Advanced Beyer-Garratt built in Australia
Richard Stuart has built free lance "ride in" Beyer-Garratt for 7.25" gauge.
Coal fired with many advanced features
Updated July 10th 2004
Richard's wife demonstrating the driving position
Hinged tanks to access the engines
The assembled LemPor exhaust Nozzle
Detail Components of the exhaust
Boiler mounted on cradle
Drivers view of the "office"
Note reversing linkage for front engine
Alternator drive mechanism
Boiler with partial cladding, note "slots" in the side of the firebox for the Superheaters to cross over the fire .
Painted rear tank
January 26th 2004
January 26th 2004
Of the two levers on the RH side of the cab. The outer lever is the reverser, the inner is the throttle.
First Steaming, June 2004
The following sequence of photo's were taken at the Castledare track in Perth, Western Australia on Saturday July 10th 2004 by Russell Dunn
Lighting up for the first run July 10th 2004 Yep she is coal fired......
The arrangement for the valves shown here is described by Richard below.

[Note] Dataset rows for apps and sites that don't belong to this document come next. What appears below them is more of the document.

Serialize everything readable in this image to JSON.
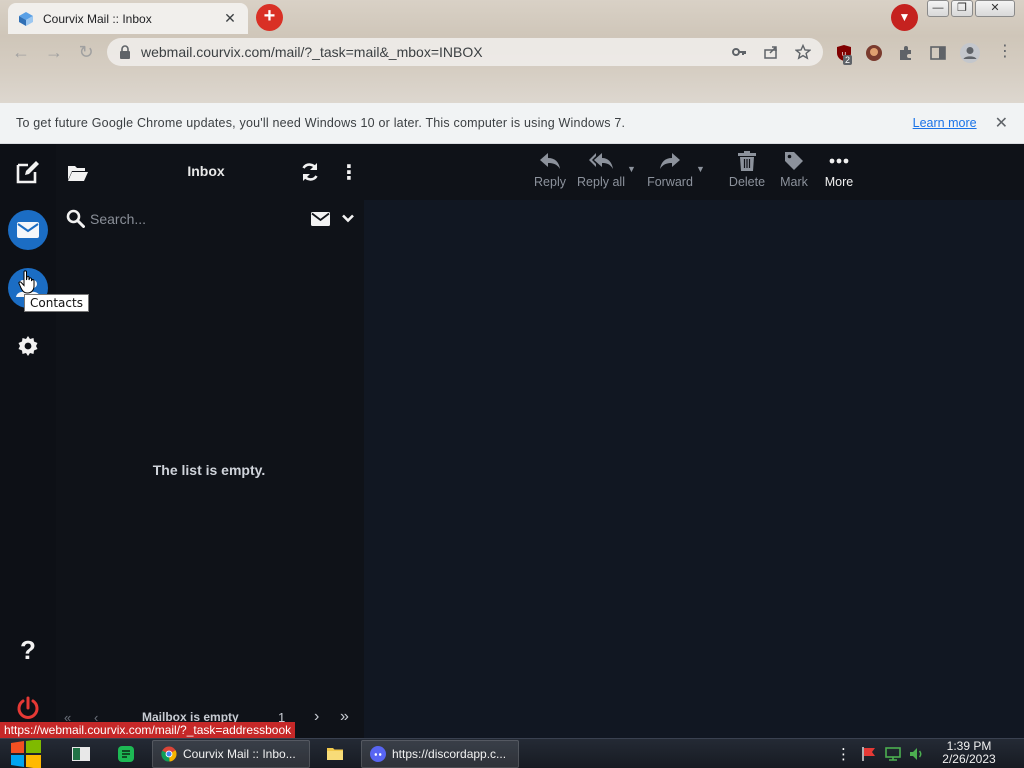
{
  "browser": {
    "tab_title": "Courvix Mail :: Inbox",
    "url": "webmail.courvix.com/mail/?_task=mail&_mbox=INBOX",
    "extension_badge": "2",
    "window_controls": {
      "minimize": "—",
      "restore": "❐",
      "close": "✕"
    }
  },
  "infobar": {
    "message": "To get future Google Chrome updates, you'll need Windows 10 or later. This computer is using Windows 7.",
    "link": "Learn more"
  },
  "webmail": {
    "rail": {
      "compose_icon": "compose-icon",
      "mail_icon": "envelope-icon",
      "contacts_icon": "people-icon",
      "settings_icon": "gear-icon",
      "help_icon": "question-icon",
      "logout_icon": "power-icon",
      "contacts_tooltip": "Contacts"
    },
    "list": {
      "title": "Inbox",
      "search_placeholder": "Search...",
      "empty_message": "The list is empty.",
      "pager_text": "Mailbox is empty",
      "page_number": "1"
    },
    "actions": [
      {
        "label": "Reply",
        "icon": "reply-icon"
      },
      {
        "label": "Reply all",
        "icon": "reply-all-icon"
      },
      {
        "label": "Forward",
        "icon": "forward-icon"
      },
      {
        "label": "Delete",
        "icon": "trash-icon"
      },
      {
        "label": "Mark",
        "icon": "tag-icon"
      },
      {
        "label": "More",
        "icon": "more-icon"
      }
    ]
  },
  "status_bar": {
    "url": "https://webmail.courvix.com/mail/?_task=addressbook"
  },
  "taskbar": {
    "tasks": [
      {
        "label": "Courvix Mail :: Inbo...",
        "icon": "chrome-icon"
      },
      {
        "label": "https://discordapp.c...",
        "icon": "discord-icon"
      }
    ],
    "clock_time": "1:39 PM",
    "clock_date": "2/26/2023"
  },
  "colors": {
    "accent": "#1b6dc4",
    "app_background": "#0f1218",
    "logout_red": "#e53935",
    "chrome_red": "#d93025"
  }
}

Immediately downstream of the dome is an air operated, fail closed, shutdown valve. It opens automatically when the regulator is first cracked open, via a micro-switch on the regulator handle which operates the air supply via a solenoid valve. An emergency shutdown valve is part of my oil industry culture, and the philosophy is to be able to isolate the pressure as close as possible to the source. The electrics which operate the solenoid valve are controlled by a key switch. There cannot be many steam locos which need an ignition key to make them go.
The main regulator valve is downstream of the Superheater and mechanically controlled by the regulator handle. The regulator valve itself is partially hidden behind the reversing lever.
The blower steam diverter valve is mounted on the side of the boiler below the dome. When the regulator is closed, blower steam is diverted through the Superheater element. The theory is that the blower steam helps to keep the Superheater cooled. The diverter valve is air operated and controlled by the same microswitch and solenoid valve as the shutdown valve. When the regulator is open, the blower steam is diverted directly to the blower nozzles in the usual manner.
The drain cocks are also air operated and controlled via an electrical switch in the cab and another solenoid valve.
The alternator field coil is energised by a microswitch attached to the reversing lever. The alternator is only electrically energised when the loco is in forward gear (I don't know if alternators work when spinning in reverse).
Time will tell whether these complications are a useful innovation or unreliable nuisance. I still need to do a few finishing off tasks before the Garratt can be put into passenger service at Castledare.
Richards wife has a turn.....